Don: Do you find it necessary to help students be patient with themselves? How do you do this? How do you deal with student negativity, such as them saying, “I can’t do this,” “I’ll never get it right,” etc.?
Judy: I have never seen this, as the first or second-grade reading program I use is based on the sequence I mentioned. When with me, they never read words that are too hard for them. But I have seen this when a teacher uses reading material that is too difficult and the youngsters don’t know the sounds. It’s common, unfortunately. When a parent reads to a child, with the student tracking and flowing the finger under the words, the student can read the easy words slowly, and the adult reads the difficult words, breaking them into syllables, so the student can understand the word structure.
Don: What kinds of books appeal most to reluctant readers? What kind of books do we need to see more of to address the needs of dyslexic/reluctant readers?
Judy: Your books, for example, once the student has mastered sequential early reading training and is ready to move on. Books like these are meant to catch their interests and that is the key to the love of reading. Listeners to the program can order them on your web site www.donwinn.com. Also, be sure your readers have library cards and can choose beginning books that attract their interest.
Don: What message would you like to convey to parents and other teachers?
Judy: Reading can be fun for all and it opens minds to the whole world. Reading is the key to everything. But for those young students with mixed-hand dominance, please be sure practicing goes along with tracking or flowing the finger with the dominant hand, under the word from left to right. You can tell which one is the dominant hand, because the student will use that hand to write. Please be sure that the non-dominant hand is resting and not moving at all so that only one hemisphere of the brain is working at a time, and not trying to reverse letters or words. Know that if this is followed, reading can be a very highly enjoyable activity…for life!
Don: I’d like to thank Judy Therrien for taking the time to be interviewed and for her passion for helping struggling young readers learn to read. Judy’s work and observations teach us that even if we’ve been in a field for 50 years, we can still make discoveries—even life-changing discoveries! By keeping our eyes open, being curious, and approaching each struggling reader as a unique individual, we can make greater strides against the many challenges to literacy.
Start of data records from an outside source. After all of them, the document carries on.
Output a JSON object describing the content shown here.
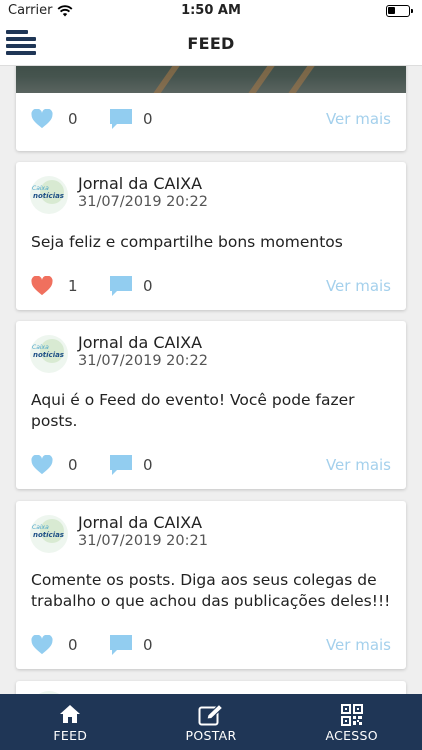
{
  "status_bar": {
    "carrier": "Carrier",
    "time": "1:50 AM",
    "battery_level": 0.35
  },
  "nav": {
    "title": "FEED",
    "menu_icon": "hamburger-menu-icon"
  },
  "top_card": {
    "likes": "0",
    "comments": "0",
    "more_label": "Ver mais"
  },
  "posts": [
    {
      "author": "Jornal da CAIXA",
      "date": "31/07/2019 20:22",
      "text": "Seja feliz e compartilhe bons momentos",
      "likes": "1",
      "liked": true,
      "comments": "0",
      "more_label": "Ver mais"
    },
    {
      "author": "Jornal da CAIXA",
      "date": "31/07/2019 20:22",
      "text": "Aqui é o Feed do evento! Você pode fazer posts.",
      "likes": "0",
      "liked": false,
      "comments": "0",
      "more_label": "Ver mais"
    },
    {
      "author": "Jornal da CAIXA",
      "date": "31/07/2019 20:21",
      "text": "Comente os posts. Diga aos seus colegas de trabalho o que achou das publicações deles!!!",
      "likes": "0",
      "liked": false,
      "comments": "0",
      "more_label": "Ver mais"
    }
  ],
  "avatar_logo": {
    "line1": "Caixa",
    "line2": "notícias"
  },
  "tabs": [
    {
      "label": "FEED",
      "icon": "home-icon"
    },
    {
      "label": "POSTAR",
      "icon": "edit-icon"
    },
    {
      "label": "ACESSO",
      "icon": "qr-code-icon"
    }
  ],
  "colors": {
    "accent": "#1f3656",
    "like_active": "#f0705e",
    "icon_blue": "#92cdf0",
    "link": "#a4d0ec"
  }
}
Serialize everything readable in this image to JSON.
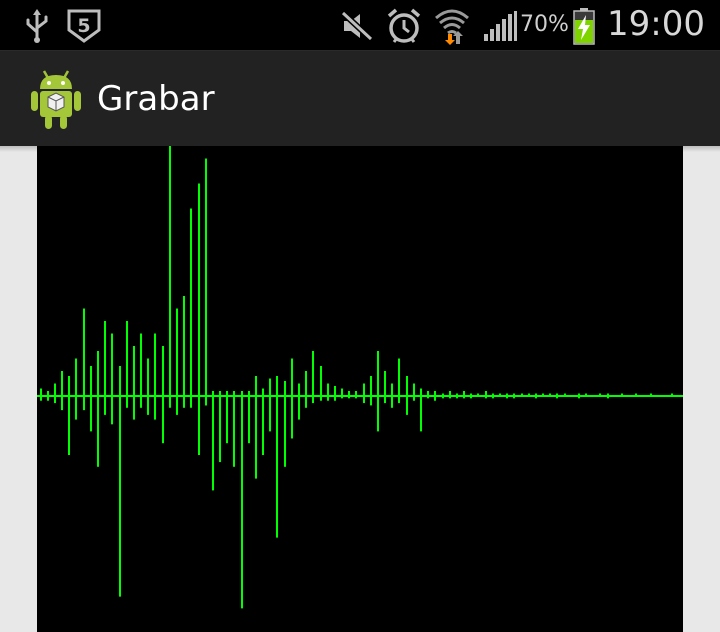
{
  "status_bar": {
    "icons": [
      "usb-icon",
      "s-badge-icon",
      "muted-icon",
      "alarm-icon",
      "wifi-icon",
      "signal-icon",
      "battery-charging-icon"
    ],
    "battery_percent": "70%",
    "time": "19:00",
    "accent_color": "#ff8a00",
    "battery_color": "#7fd400"
  },
  "action_bar": {
    "title": "Grabar",
    "icon": "android-app-icon"
  },
  "waveform": {
    "background": "#000000",
    "line_color": "#00ff00",
    "amplitudes": [
      [
        0.03,
        -0.02
      ],
      [
        0.02,
        -0.02
      ],
      [
        0.05,
        -0.03
      ],
      [
        0.1,
        -0.06
      ],
      [
        0.08,
        -0.25
      ],
      [
        0.15,
        -0.1
      ],
      [
        0.35,
        -0.06
      ],
      [
        0.12,
        -0.15
      ],
      [
        0.18,
        -0.3
      ],
      [
        0.3,
        -0.08
      ],
      [
        0.25,
        -0.12
      ],
      [
        0.12,
        -0.85
      ],
      [
        0.3,
        -0.05
      ],
      [
        0.2,
        -0.1
      ],
      [
        0.25,
        -0.05
      ],
      [
        0.15,
        -0.08
      ],
      [
        0.25,
        -0.1
      ],
      [
        0.2,
        -0.2
      ],
      [
        1.0,
        -0.05
      ],
      [
        0.35,
        -0.08
      ],
      [
        0.4,
        -0.05
      ],
      [
        0.75,
        -0.05
      ],
      [
        0.85,
        -0.25
      ],
      [
        0.95,
        -0.04
      ],
      [
        0.02,
        -0.4
      ],
      [
        0.02,
        -0.28
      ],
      [
        0.02,
        -0.2
      ],
      [
        0.02,
        -0.3
      ],
      [
        0.02,
        -0.9
      ],
      [
        0.02,
        -0.2
      ],
      [
        0.08,
        -0.35
      ],
      [
        0.03,
        -0.25
      ],
      [
        0.07,
        -0.15
      ],
      [
        0.08,
        -0.6
      ],
      [
        0.06,
        -0.3
      ],
      [
        0.15,
        -0.18
      ],
      [
        0.05,
        -0.1
      ],
      [
        0.1,
        -0.05
      ],
      [
        0.18,
        -0.03
      ],
      [
        0.12,
        -0.02
      ],
      [
        0.05,
        -0.02
      ],
      [
        0.04,
        -0.02
      ],
      [
        0.03,
        -0.01
      ],
      [
        0.02,
        -0.01
      ],
      [
        0.02,
        -0.01
      ],
      [
        0.05,
        -0.03
      ],
      [
        0.08,
        -0.04
      ],
      [
        0.18,
        -0.15
      ],
      [
        0.1,
        -0.03
      ],
      [
        0.05,
        -0.05
      ],
      [
        0.15,
        -0.03
      ],
      [
        0.08,
        -0.08
      ],
      [
        0.05,
        -0.02
      ],
      [
        0.03,
        -0.15
      ],
      [
        0.02,
        -0.01
      ],
      [
        0.02,
        -0.02
      ],
      [
        0.01,
        -0.01
      ],
      [
        0.02,
        -0.01
      ],
      [
        0.01,
        -0.01
      ],
      [
        0.02,
        -0.01
      ],
      [
        0.01,
        -0.01
      ],
      [
        0.01,
        0.0
      ],
      [
        0.02,
        -0.01
      ],
      [
        0.01,
        -0.01
      ],
      [
        0.01,
        0.0
      ],
      [
        0.01,
        -0.01
      ],
      [
        0.01,
        -0.01
      ],
      [
        0.01,
        0.0
      ],
      [
        0.01,
        0.0
      ],
      [
        0.01,
        -0.01
      ],
      [
        0.01,
        0.0
      ],
      [
        0.01,
        0.0
      ],
      [
        0.01,
        -0.01
      ],
      [
        0.01,
        0.0
      ],
      [
        0.0,
        0.0
      ],
      [
        0.01,
        -0.01
      ],
      [
        0.01,
        0.0
      ],
      [
        0.0,
        0.0
      ],
      [
        0.01,
        0.0
      ],
      [
        0.01,
        -0.01
      ],
      [
        0.0,
        0.0
      ],
      [
        0.01,
        0.0
      ],
      [
        0.0,
        0.0
      ],
      [
        0.01,
        0.0
      ],
      [
        0.0,
        0.0
      ],
      [
        0.01,
        0.0
      ],
      [
        0.0,
        0.0
      ],
      [
        0.0,
        0.0
      ],
      [
        0.01,
        0.0
      ],
      [
        0.0,
        0.0
      ]
    ]
  }
}
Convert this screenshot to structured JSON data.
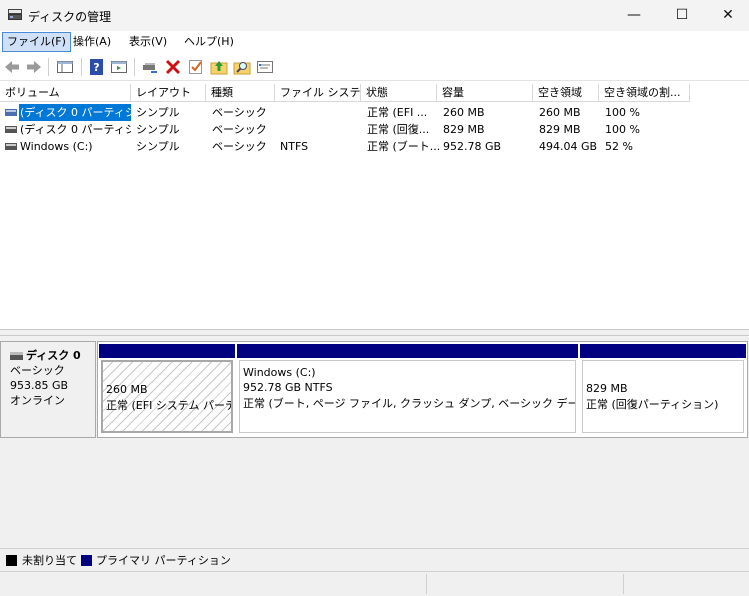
{
  "window": {
    "title": "ディスクの管理",
    "controls": {
      "minimize": "—",
      "maximize": "☐",
      "close": "✕"
    }
  },
  "menu": [
    {
      "label": "ファイル(F)"
    },
    {
      "label": "操作(A)"
    },
    {
      "label": "表示(V)"
    },
    {
      "label": "ヘルプ(H)"
    }
  ],
  "toolbar": {
    "icons": [
      "back-icon",
      "forward-icon",
      "console-tree-icon",
      "help-icon",
      "action-pane-icon",
      "connect-disk-icon",
      "delete-icon",
      "check-icon",
      "up-folder-icon",
      "search-folder-icon",
      "properties-icon"
    ]
  },
  "volume_list": {
    "columns": [
      "ボリューム",
      "レイアウト",
      "種類",
      "ファイル システム",
      "状態",
      "容量",
      "空き領域",
      "空き領域の割..."
    ],
    "rows": [
      {
        "volume": "(ディスク 0 パーティシ...",
        "layout": "シンプル",
        "type": "ベーシック",
        "fs": "",
        "status": "正常 (EFI ...",
        "capacity": "260 MB",
        "free": "260 MB",
        "percent": "100 %"
      },
      {
        "volume": "(ディスク 0 パーティシ...",
        "layout": "シンプル",
        "type": "ベーシック",
        "fs": "",
        "status": "正常 (回復...",
        "capacity": "829 MB",
        "free": "829 MB",
        "percent": "100 %"
      },
      {
        "volume": "Windows (C:)",
        "layout": "シンプル",
        "type": "ベーシック",
        "fs": "NTFS",
        "status": "正常 (ブート...",
        "capacity": "952.78 GB",
        "free": "494.04 GB",
        "percent": "52 %"
      }
    ]
  },
  "disk": {
    "name": "ディスク 0",
    "type": "ベーシック",
    "size": "953.85 GB",
    "state": "オンライン",
    "partitions": [
      {
        "title": "",
        "size": "260 MB",
        "status": "正常 (EFI システム パーティション)"
      },
      {
        "title": "Windows (C:)",
        "size": "952.78 GB NTFS",
        "status": "正常 (ブート, ページ ファイル, クラッシュ ダンプ, ベーシック データ パーティション)"
      },
      {
        "title": "",
        "size": "829 MB",
        "status": "正常 (回復パーティション)"
      }
    ]
  },
  "legend": [
    {
      "label": "未割り当て",
      "color": "#000000"
    },
    {
      "label": "プライマリ パーティション",
      "color": "#000080"
    }
  ],
  "colors": {
    "selection": "#0078d7",
    "primary_partition": "#000080",
    "unallocated": "#000000"
  }
}
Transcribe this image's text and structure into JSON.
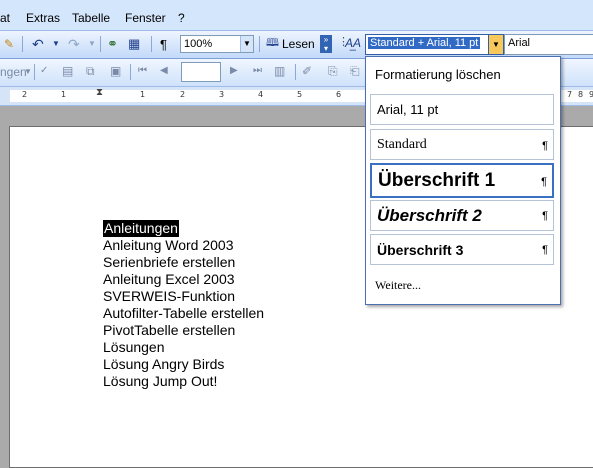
{
  "menu": {
    "items": [
      "at",
      "Extras",
      "Tabelle",
      "Fenster",
      "?"
    ]
  },
  "toolbar1": {
    "zoom_value": "100%",
    "read_label": "Lesen",
    "paragraph_mark": "¶",
    "style_value": "Standard + Arial, 11 pt",
    "font_value": "Arial"
  },
  "toolbar2": {
    "left_fragment": "ngen",
    "page_field_value": ""
  },
  "ruler": {
    "ticks": [
      "2",
      "1",
      "1",
      "2",
      "3",
      "4",
      "5",
      "6",
      "7",
      "8",
      "9"
    ]
  },
  "document": {
    "lines": [
      "Anleitungen",
      "Anleitung Word 2003",
      "Serienbriefe erstellen",
      "Anleitung Excel 2003",
      "SVERWEIS-Funktion",
      "Autofilter-Tabelle erstellen",
      "PivotTabelle erstellen",
      "Lösungen",
      "Lösung Angry Birds",
      "Lösung Jump Out!"
    ]
  },
  "style_dropdown": {
    "clear_label": "Formatierung löschen",
    "items": [
      {
        "label": "Arial, 11 pt"
      },
      {
        "label": "Standard",
        "mark": "¶"
      },
      {
        "label": "Überschrift 1",
        "mark": "¶"
      },
      {
        "label": "Überschrift 2",
        "mark": "¶"
      },
      {
        "label": "Überschrift 3",
        "mark": "¶"
      }
    ],
    "more_label": "Weitere..."
  }
}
I’d love to hear your thoughts, readers, on whether you have observed mixed-hand dominance issues as they pertain to your child’s reading challenges.